Monday, June 04, 2007

June 3: All Saints Sunday

"The veneration of the saints and prayers addressed to them is an ancient tradition of the Church preserved from apostolic times. Accusations that the Church worships people on the same level as God, thereby breaking the commandment ‘You shall worship the Lord your God and Him only shall you serve’, are unjust. Greek theology makes a clear distinction between worship (latreia) of God and veneration (proskynesis) of the saints. The latter are venerated not as gods, but as people who have attained a spiritual height and who have become united with God. The saints are closely connected with each other and with Christ. In venerating the saints we venerate Christ, Who lives in them.

"Official numbering among the saints, or canonization, is a comparatively late phenomenon: there were no acts of canonization or glorification in the early Christian Church. A martyr who suffered for Christ soon after his death would become the object of reverential veneration by believers; they would pray to him and would celebrate the Liturgy on his tomb.
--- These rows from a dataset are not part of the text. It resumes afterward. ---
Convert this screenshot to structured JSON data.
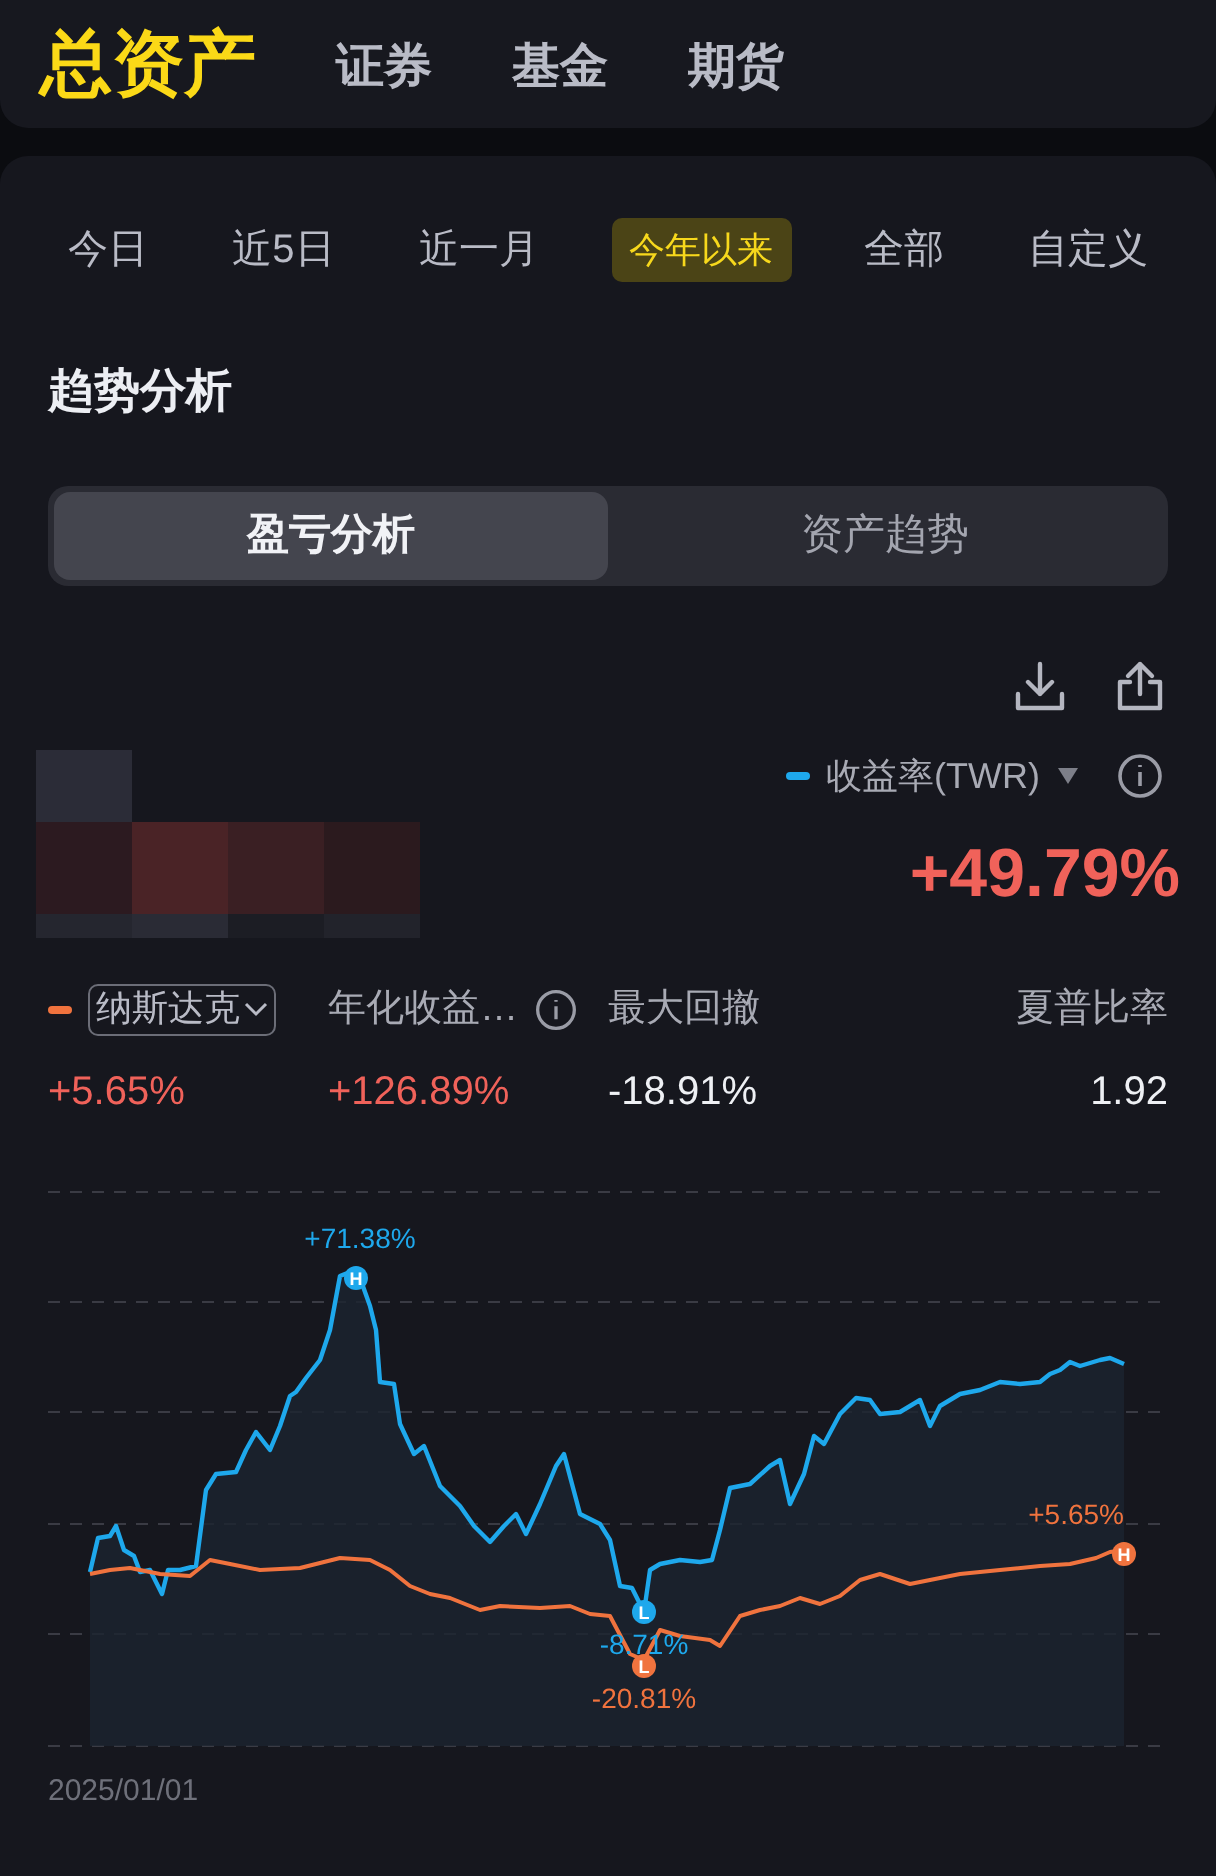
{
  "header_tabs": [
    {
      "label": "总资产",
      "selected": true
    },
    {
      "label": "证券",
      "selected": false
    },
    {
      "label": "基金",
      "selected": false
    },
    {
      "label": "期货",
      "selected": false
    }
  ],
  "periods": [
    {
      "label": "今日",
      "selected": false
    },
    {
      "label": "近5日",
      "selected": false
    },
    {
      "label": "近一月",
      "selected": false
    },
    {
      "label": "今年以来",
      "selected": true
    },
    {
      "label": "全部",
      "selected": false
    },
    {
      "label": "自定义",
      "selected": false
    }
  ],
  "section_title": "趋势分析",
  "segments": [
    {
      "label": "盈亏分析",
      "selected": true
    },
    {
      "label": "资产趋势",
      "selected": false
    }
  ],
  "balance": {
    "kind": "pixelated"
  },
  "return_metric": {
    "label": "收益率(TWR)",
    "value": "+49.79%",
    "color": "#1ea8ec"
  },
  "benchmark": {
    "label": "纳斯达克",
    "value": "+5.65%",
    "color": "#f0733e"
  },
  "stats": [
    {
      "label": "年化收益…",
      "value": "+126.89%",
      "color": "#f0625a",
      "info": true
    },
    {
      "label": "最大回撤",
      "value": "-18.91%",
      "color": "#eef0f4",
      "info": false
    },
    {
      "label": "夏普比率",
      "value": "1.92",
      "color": "#eef0f4",
      "info": false
    }
  ],
  "chart": {
    "labels": [
      {
        "color": "#1ea8ec",
        "kind": "high",
        "marker": "H",
        "text": "+71.38%"
      },
      {
        "color": "#1ea8ec",
        "kind": "low",
        "marker": "L",
        "text": "-8.71%"
      },
      {
        "color": "#f0733e",
        "kind": "low",
        "marker": "L",
        "text": "-20.81%"
      },
      {
        "color": "#f0733e",
        "kind": "high",
        "marker": "H",
        "text": "+5.65%"
      }
    ],
    "start_date": "2025/01/01"
  }
}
To this very day there is a rule in the Orthodox Church whereby the Liturgy is celebrated on the relics of the martyr or a saint. This emphasizes the link between the Church on earth today, made up of living people, and the Church triumphant in heaven, made up of saints glorified by God. It also shows how the martyrs are the basis and foundation of the Church. ‘The blood of the martyrs is the seed of Christianity’, said Tertullian.

"The veneration of a particular saint is not a result of the act of canonization. Actually, the reverse is true: canonization comes as a result of the popular veneration of a saint. There are saints about whose lives almost nothing is known, and yet their veneration is universal. A good example is St Nicholas, Archbishop of Myra in Lycia (the fourth century). He is glorified by Christians of both the Eastern and Western Churches, he is loved by both children and adults (Christmas holidays in the West would be unthinkable without Santa Claus visiting the home and bringing presents). Even non-Christians who pray to St Nicholas receive help from him. This universal veneration of the saint is rooted in the experience of many generations of people: he became the ‘personal friend’ of those thousands of individuals whom he has helped and whom he has saved from death.

"Some people find it difficult to understand why it is necessary to pray to the saints when there is Christ. Yet the saints are not so much mediators between us and Christ: rather, they are our heavenly friends, able to hear to us and help us through their prayers. Someone who has no friends in heaven cannot properly understand this reverential veneration which surrounds the saints in the Orthodox Church. It has to be said, therefore, that those Christian communities which have no direct and living communion with the saints, cannot fully experience the completeness of the Church as the mystical Body of Christ uniting the living and the dead, saints and sinners."

- from The Mystery of Faith, by Bishop HILARION Alfeyev; icon from the website of the Orthodox Church in America